[Web page and app entries]
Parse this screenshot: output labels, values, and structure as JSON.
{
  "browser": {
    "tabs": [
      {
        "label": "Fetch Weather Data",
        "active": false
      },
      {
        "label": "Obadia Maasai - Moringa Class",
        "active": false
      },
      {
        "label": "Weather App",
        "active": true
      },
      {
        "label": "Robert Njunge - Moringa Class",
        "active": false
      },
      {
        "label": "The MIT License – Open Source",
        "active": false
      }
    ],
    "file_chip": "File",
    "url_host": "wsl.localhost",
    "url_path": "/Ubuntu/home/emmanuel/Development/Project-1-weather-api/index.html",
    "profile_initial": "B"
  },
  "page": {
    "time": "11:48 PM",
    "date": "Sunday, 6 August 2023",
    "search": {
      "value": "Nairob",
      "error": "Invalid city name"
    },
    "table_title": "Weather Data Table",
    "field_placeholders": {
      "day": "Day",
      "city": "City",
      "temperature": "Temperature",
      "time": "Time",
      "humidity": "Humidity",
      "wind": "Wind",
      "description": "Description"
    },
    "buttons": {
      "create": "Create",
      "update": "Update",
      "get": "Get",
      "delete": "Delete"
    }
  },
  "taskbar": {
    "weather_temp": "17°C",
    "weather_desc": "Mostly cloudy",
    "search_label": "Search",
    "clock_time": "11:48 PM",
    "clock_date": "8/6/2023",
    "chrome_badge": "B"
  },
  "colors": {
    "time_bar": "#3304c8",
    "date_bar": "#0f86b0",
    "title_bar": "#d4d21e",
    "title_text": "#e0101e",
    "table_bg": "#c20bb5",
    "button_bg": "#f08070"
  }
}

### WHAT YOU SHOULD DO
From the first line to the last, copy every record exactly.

### RESPONSE TO THIS TASK
Parse this screenshot: output labels, values, and structure as JSON.
{
  "browser": {
    "tabs": [
      {
        "label": "Fetch Weather Data",
        "active": false
      },
      {
        "label": "Obadia Maasai - Moringa Class",
        "active": false
      },
      {
        "label": "Weather App",
        "active": true
      },
      {
        "label": "Robert Njunge - Moringa Class",
        "active": false
      },
      {
        "label": "The MIT License – Open Source",
        "active": false
      }
    ],
    "file_chip": "File",
    "url_host": "wsl.localhost",
    "url_path": "/Ubuntu/home/emmanuel/Development/Project-1-weather-api/index.html",
    "profile_initial": "B"
  },
  "page": {
    "time": "11:48 PM",
    "date": "Sunday, 6 August 2023",
    "search": {
      "value": "Nairob",
      "error": "Invalid city name"
    },
    "table_title": "Weather Data Table",
    "field_placeholders": {
      "day": "Day",
      "city": "City",
      "temperature": "Temperature",
      "time": "Time",
      "humidity": "Humidity",
      "wind": "Wind",
      "description": "Description"
    },
    "buttons": {
      "create": "Create",
      "update": "Update",
      "get": "Get",
      "delete": "Delete"
    }
  },
  "taskbar": {
    "weather_temp": "17°C",
    "weather_desc": "Mostly cloudy",
    "search_label": "Search",
    "clock_time": "11:48 PM",
    "clock_date": "8/6/2023",
    "chrome_badge": "B"
  },
  "colors": {
    "time_bar": "#3304c8",
    "date_bar": "#0f86b0",
    "title_bar": "#d4d21e",
    "title_text": "#e0101e",
    "table_bg": "#c20bb5",
    "button_bg": "#f08070"
  }
}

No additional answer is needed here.